The world of flexible working has evolved over the last two years as the ‘work from home’ mandate demonstrated how productive remote working could be. With more and more people seeking flexibility foremost over salary for a better work life balance, employers and government are taking notice! But with only 27% of jobs being advertised as ‘open to flexibility’ and 84%+ people seeking flexibility (according to Timewise research), how can you ensure you get the flexibility you need as you return to work?
Nikki Slowey, Co-Founder of Flexibility Works had some great tips for members of our Women Returners Professional Network in a webinar we co-hosted.
While employers may not have explicitly stated that a new role is open to flexibility, they may well be happy to consider it for the right candidate. This is even more likely at the moment, as vacancies are at their highest level since 2001.

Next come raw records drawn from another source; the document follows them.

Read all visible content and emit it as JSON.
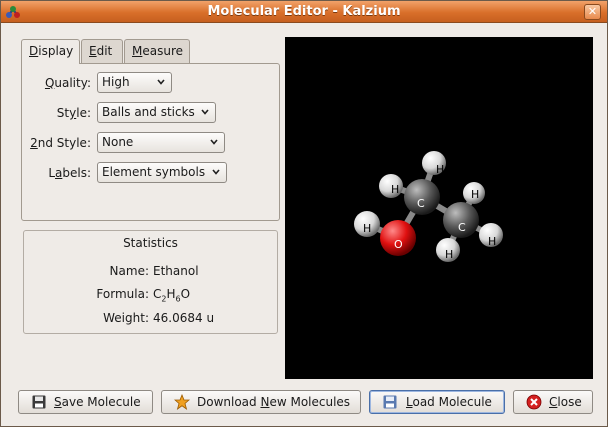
{
  "window": {
    "title": "Molecular Editor - Kalzium",
    "close_label": "✕"
  },
  "tabs": [
    {
      "pre": "",
      "mn": "D",
      "post": "isplay"
    },
    {
      "pre": "",
      "mn": "E",
      "post": "dit"
    },
    {
      "pre": "",
      "mn": "M",
      "post": "easure"
    }
  ],
  "display": {
    "quality": {
      "pre": "",
      "mn": "Q",
      "post": "uality:",
      "value": "High"
    },
    "style": {
      "pre": "St",
      "mn": "y",
      "post": "le:",
      "value": "Balls and sticks"
    },
    "second_style": {
      "pre": "",
      "mn": "2",
      "post": "nd Style:",
      "value": "None"
    },
    "labels": {
      "pre": "L",
      "mn": "a",
      "post": "bels:",
      "value": "Element symbols"
    }
  },
  "statistics": {
    "title": "Statistics",
    "name_label": "Name:",
    "name_value": "Ethanol",
    "formula_label": "Formula:",
    "formula_parts": [
      "C",
      "2",
      "H",
      "6",
      "O"
    ],
    "weight_label": "Weight:",
    "weight_value": "46.0684 u"
  },
  "atoms": {
    "oxygen": "O",
    "carbon": "C",
    "hydrogen": "H"
  },
  "buttons": {
    "save": {
      "pre": "",
      "mn": "S",
      "post": "ave Molecule"
    },
    "download": {
      "pre": "Download ",
      "mn": "N",
      "post": "ew Molecules"
    },
    "load": {
      "pre": "",
      "mn": "L",
      "post": "oad Molecule"
    },
    "close": {
      "pre": "",
      "mn": "C",
      "post": "lose"
    }
  },
  "colors": {
    "titlebar": "#d96f2a",
    "oxygen": "#e01010",
    "carbon": "#4a4a4a",
    "hydrogen": "#f0f0f0"
  }
}
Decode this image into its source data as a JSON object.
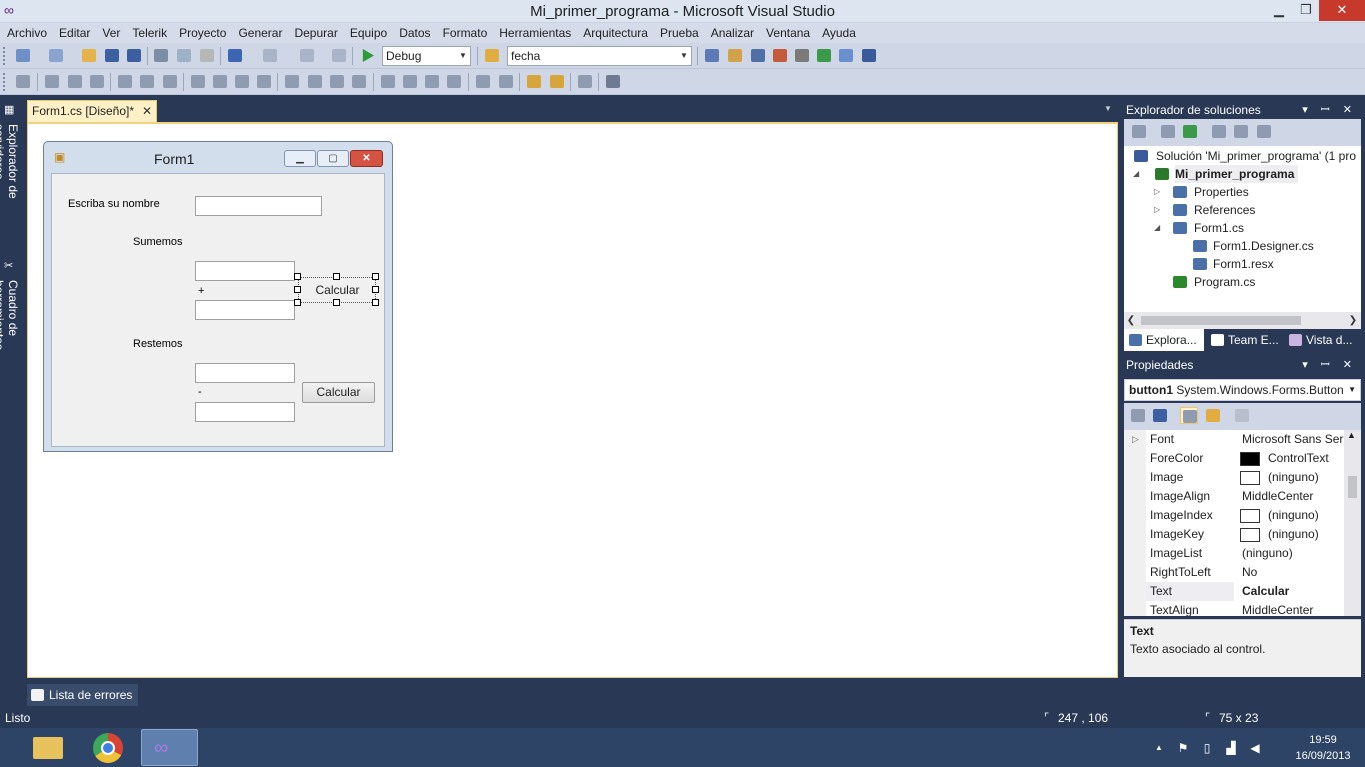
{
  "window": {
    "title": "Mi_primer_programa - Microsoft Visual Studio",
    "min_glyph": "▁",
    "max_glyph": "❐",
    "close_glyph": "✕"
  },
  "menu": [
    "Archivo",
    "Editar",
    "Ver",
    "Telerik",
    "Proyecto",
    "Generar",
    "Depurar",
    "Equipo",
    "Datos",
    "Formato",
    "Herramientas",
    "Arquitectura",
    "Prueba",
    "Analizar",
    "Ventana",
    "Ayuda"
  ],
  "toolbar": {
    "config_value": "Debug",
    "find_value": "fecha"
  },
  "left_rail": {
    "server_explorer": "Explorador de servidores",
    "toolbox": "Cuadro de herramientas"
  },
  "doc_tab": {
    "label": "Form1.cs [Diseño]*",
    "close": "✕"
  },
  "form": {
    "title": "Form1",
    "label_name": "Escriba su nombre",
    "label_sum": "Sumemos",
    "plus": "+",
    "button_sum": "Calcular",
    "label_sub": "Restemos",
    "minus": "-",
    "button_sub": "Calcular"
  },
  "solution_explorer": {
    "title": "Explorador de soluciones",
    "pin_buttons": "▾ ꟷ ✕",
    "items": [
      {
        "label": "Solución 'Mi_primer_programa'  (1 pro",
        "color": "#3b5a9a"
      },
      {
        "label": "Mi_primer_programa",
        "color": "#2a7a2a",
        "bold": true
      },
      {
        "label": "Properties",
        "color": "#4b6fa8"
      },
      {
        "label": "References",
        "color": "#4b6fa8"
      },
      {
        "label": "Form1.cs",
        "color": "#4b6fa8"
      },
      {
        "label": "Form1.Designer.cs",
        "color": "#4b6fa8"
      },
      {
        "label": "Form1.resx",
        "color": "#4b6fa8"
      },
      {
        "label": "Program.cs",
        "color": "#2a8a2a"
      }
    ],
    "tabs": [
      "Explora...",
      "Team E...",
      "Vista d..."
    ]
  },
  "properties": {
    "title": "Propiedades",
    "object_name": "button1",
    "object_type": "System.Windows.Forms.Button",
    "rows": [
      {
        "name": "Font",
        "value": "Microsoft Sans Seri",
        "expandable": true
      },
      {
        "name": "ForeColor",
        "value": "ControlText",
        "swatch": "#000000"
      },
      {
        "name": "Image",
        "value": "(ninguno)",
        "swatch": "#ffffff"
      },
      {
        "name": "ImageAlign",
        "value": "MiddleCenter"
      },
      {
        "name": "ImageIndex",
        "value": "(ninguno)",
        "swatch": "#ffffff"
      },
      {
        "name": "ImageKey",
        "value": "(ninguno)",
        "swatch": "#ffffff"
      },
      {
        "name": "ImageList",
        "value": "(ninguno)"
      },
      {
        "name": "RightToLeft",
        "value": "No"
      },
      {
        "name": "Text",
        "value": "Calcular",
        "bold": true,
        "selected": true
      },
      {
        "name": "TextAlign",
        "value": "MiddleCenter"
      }
    ],
    "desc_title": "Text",
    "desc_text": "Texto asociado al control."
  },
  "bottom": {
    "error_list": "Lista de errores"
  },
  "status": {
    "text": "Listo",
    "position": "247 , 106",
    "size": "75 x 23"
  },
  "taskbar": {
    "time": "19:59",
    "date": "16/09/2013"
  }
}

The three pillars of flexibility
When considering flexibility, Nikki advised that you think about what flexibility you need. What are the responsibilities you have that you need to consider as you return to work? Taking this into account, the three areas to reflect on are:
Where you want to work – at home, in the office, at the client site, in a shared work space
When you want to work – 9-5, core hours but flex to start or finish early/late, compressed hours, term time
How much you want to work – full time, part time, annualised hours
Within this, Nikki advises that it’s important to think about both your non-negotiables and your negotiables. For example your non-negotiable may be that you want to work part time, but your negotiable may be that you’re happy to flex the days you work according to your employer’s needs. Given that flexible working needs to work for both the employee and employer, a level of flexibility on your part is highly recommended.
When to ask about flexibility?
While the statutory right for all employees to request flexibility kicks in after 26 continuous weeks in employment (Children and Families Act 2014), many of you will be looking for flexibility from Day 1. There are a few options here and it’s very much a personal choice as to what you feel most comfortable with.
One option is to proactively and confidently raise it at interview, but not at the start. Wait until the interview’s been going well and you’ve had the opportunity to demonstrate your fantastic skills and experience and fit for the role. You could refer to previous examples of when you’ve worked flexibly, and how successful this was, to prove how this could work.
You may prefer to wait until you’ve received a job offer and then to negotiate flexibility, in the same way that you’d negotiate other terms such a salary, at the point at which you have maximum negotiating power!
Either way, being clear about balancing your needs with your employer’s needs is the way forward. Make sure that what you’re requesting can work with the demands of the job.
Flexible working is definitely here to stay. More and more employers are citing evidence of the real business benefits of flexible working, such as increased employee engagement, retention, loyalty and productivity as well as increased employee wellbeing and reduced absence. There has never been a better time to think about what flex you need and to confidently and proactively discuss it with your (future) employer.